● **Your instructions**: The answer must be one number: how many lines of the records contain "Creating".

● **Data for the task**:
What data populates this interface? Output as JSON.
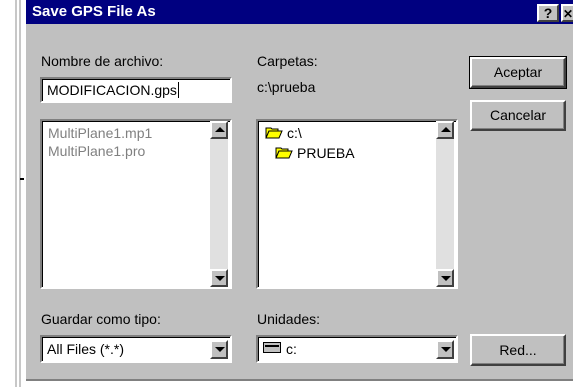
{
  "window": {
    "title": "Save GPS File As",
    "help_label": "?",
    "close_label": "✕"
  },
  "filename": {
    "label": "Nombre de archivo:",
    "value": "MODIFICACION.gps"
  },
  "files": {
    "items": [
      "MultiPlane1.mp1",
      "MultiPlane1.pro"
    ]
  },
  "folders": {
    "label": "Carpetas:",
    "path": "c:\\prueba",
    "items": [
      "c:\\",
      "PRUEBA"
    ]
  },
  "buttons": {
    "accept": "Aceptar",
    "cancel": "Cancelar",
    "network": "Red..."
  },
  "save_type": {
    "label": "Guardar como tipo:",
    "value": "All Files (*.*)"
  },
  "drives": {
    "label": "Unidades:",
    "value": "c:"
  },
  "colors": {
    "titlebar": "#000080",
    "face": "#c0c0c0",
    "folder": "#ffff00"
  },
  "icons": [
    "folder-open-icon",
    "drive-icon",
    "help-icon",
    "close-icon"
  ]
}
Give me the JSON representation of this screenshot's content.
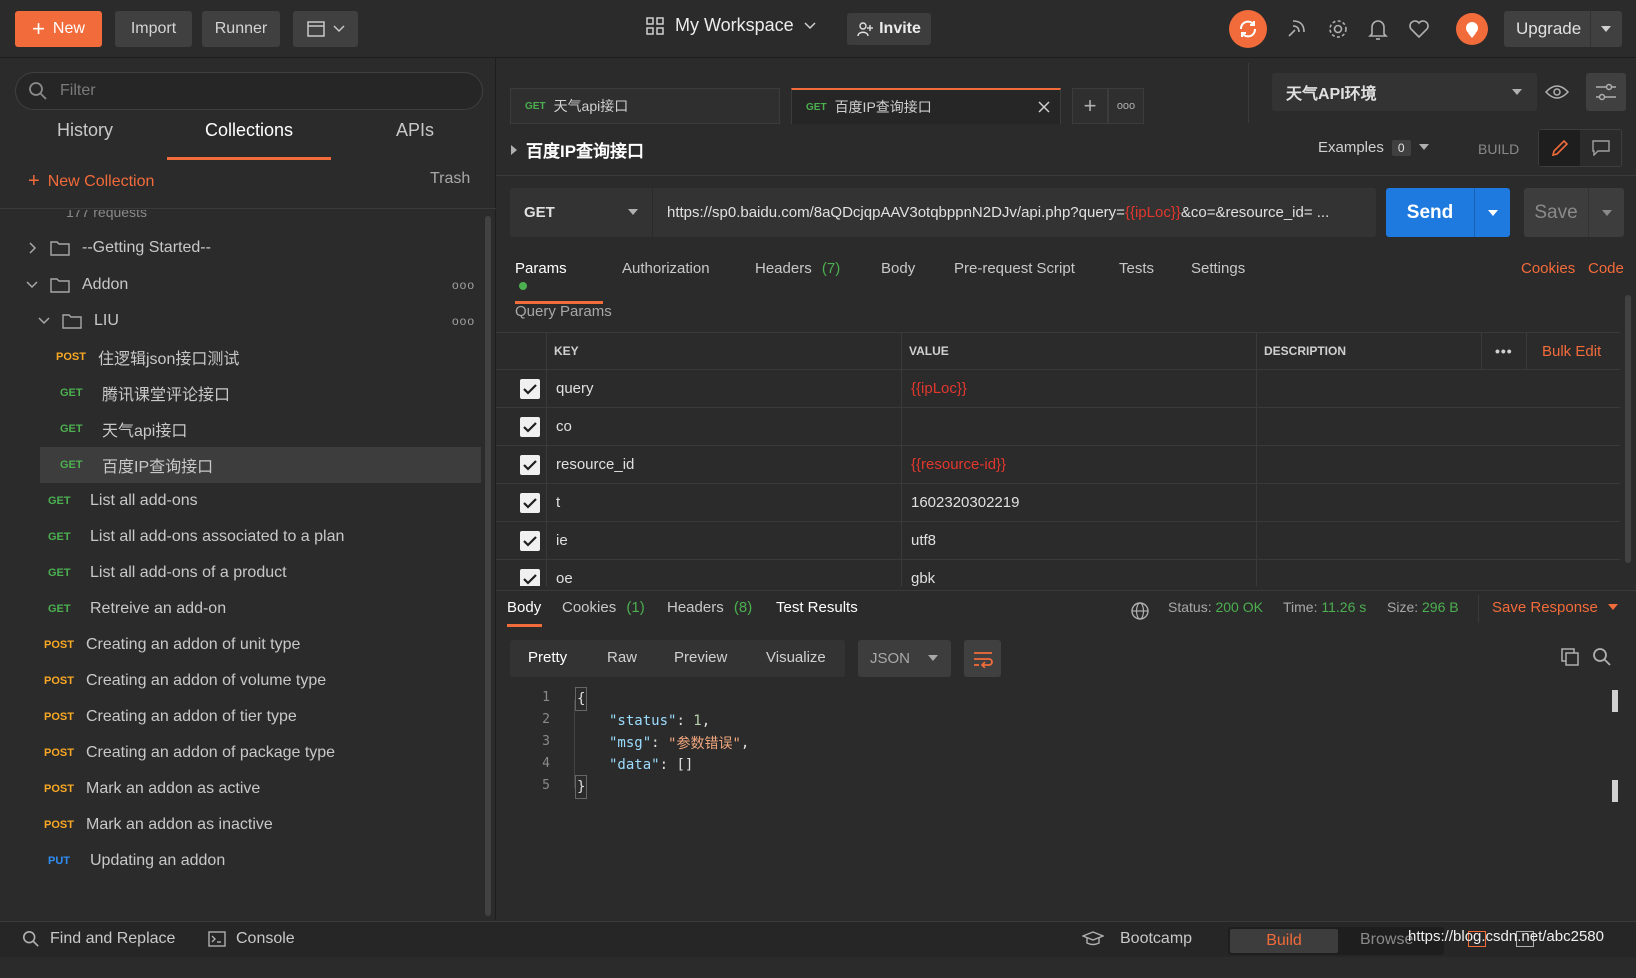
{
  "topbar": {
    "new_label": "New",
    "import_label": "Import",
    "runner_label": "Runner",
    "workspace_label": "My Workspace",
    "invite_label": "Invite",
    "upgrade_label": "Upgrade"
  },
  "sidebar": {
    "filter_placeholder": "Filter",
    "tabs": [
      "History",
      "Collections",
      "APIs"
    ],
    "active_tab": "Collections",
    "new_collection_label": "New Collection",
    "trash_label": "Trash",
    "requests_count": "177 requests",
    "items": [
      {
        "type": "folder",
        "label": "--Getting Started--",
        "expanded": false
      },
      {
        "type": "folder",
        "label": "Addon",
        "expanded": true
      },
      {
        "type": "folder",
        "label": "LIU",
        "expanded": true
      },
      {
        "method": "POST",
        "label": "住逻辑json接口测试"
      },
      {
        "method": "GET",
        "label": "腾讯课堂评论接口"
      },
      {
        "method": "GET",
        "label": "天气api接口"
      },
      {
        "method": "GET",
        "label": "百度IP查询接口",
        "selected": true
      },
      {
        "method": "GET",
        "label": "List all add-ons"
      },
      {
        "method": "GET",
        "label": "List all add-ons associated to a plan"
      },
      {
        "method": "GET",
        "label": "List all add-ons of a product"
      },
      {
        "method": "GET",
        "label": "Retreive an add-on"
      },
      {
        "method": "POST",
        "label": "Creating an addon of unit type"
      },
      {
        "method": "POST",
        "label": "Creating an addon of volume type"
      },
      {
        "method": "POST",
        "label": "Creating an addon of tier type"
      },
      {
        "method": "POST",
        "label": "Creating an addon of package type"
      },
      {
        "method": "POST",
        "label": "Mark an addon as active"
      },
      {
        "method": "POST",
        "label": "Mark an addon as inactive"
      },
      {
        "method": "PUT",
        "label": "Updating an addon"
      }
    ]
  },
  "request_tabs": [
    {
      "method": "GET",
      "label": "天气api接口",
      "active": false
    },
    {
      "method": "GET",
      "label": "百度IP查询接口",
      "active": true
    }
  ],
  "environment": {
    "selected": "天气API环境"
  },
  "request": {
    "title": "百度IP查询接口",
    "examples_label": "Examples",
    "examples_count": "0",
    "build_label": "BUILD",
    "method": "GET",
    "url_prefix": "https://sp0.baidu.com/8aQDcjqpAAV3otqbppnN2DJv/api.php?query=",
    "url_var": "{{ipLoc}}",
    "url_suffix": "&co=&resource_id= ...",
    "send_label": "Send",
    "save_label": "Save"
  },
  "param_tabs": {
    "params": "Params",
    "authorization": "Authorization",
    "headers": "Headers",
    "headers_count": "(7)",
    "body": "Body",
    "prerequest": "Pre-request Script",
    "tests": "Tests",
    "settings": "Settings",
    "cookies": "Cookies",
    "code": "Code"
  },
  "query_params": {
    "title": "Query Params",
    "col_key": "KEY",
    "col_value": "VALUE",
    "col_description": "DESCRIPTION",
    "bulk_edit": "Bulk Edit",
    "rows": [
      {
        "key": "query",
        "value": "{{ipLoc}}",
        "var": true
      },
      {
        "key": "co",
        "value": "",
        "var": false
      },
      {
        "key": "resource_id",
        "value": "{{resource-id}}",
        "var": true
      },
      {
        "key": "t",
        "value": "1602320302219",
        "var": false
      },
      {
        "key": "ie",
        "value": "utf8",
        "var": false
      },
      {
        "key": "oe",
        "value": "gbk",
        "var": false
      }
    ]
  },
  "response": {
    "tabs": {
      "body": "Body",
      "cookies": "Cookies",
      "cookies_count": "(1)",
      "headers": "Headers",
      "headers_count": "(8)",
      "test_results": "Test Results"
    },
    "status_label": "Status:",
    "status_value": "200 OK",
    "time_label": "Time:",
    "time_value": "11.26 s",
    "size_label": "Size:",
    "size_value": "296 B",
    "save_response": "Save Response",
    "formats": [
      "Pretty",
      "Raw",
      "Preview",
      "Visualize"
    ],
    "active_format": "Pretty",
    "language": "JSON",
    "lines": [
      "1",
      "2",
      "3",
      "4",
      "5"
    ],
    "code": {
      "open": "{",
      "k1": "\"status\"",
      "v1": "1",
      "k2": "\"msg\"",
      "v2": "\"参数错误\"",
      "k3": "\"data\"",
      "v3": "[]",
      "close": "}"
    }
  },
  "statusbar": {
    "find_replace": "Find and Replace",
    "console": "Console",
    "bootcamp": "Bootcamp",
    "build": "Build",
    "browse": "Browse",
    "watermark": "https://blog.csdn.net/abc2580"
  },
  "colors": {
    "accent": "#f26b3a",
    "send": "#1f7ae0",
    "get": "#4caf50",
    "post": "#f9a825",
    "put": "#2f8ef4",
    "var": "#e2372d"
  }
}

● **Answer space**: 4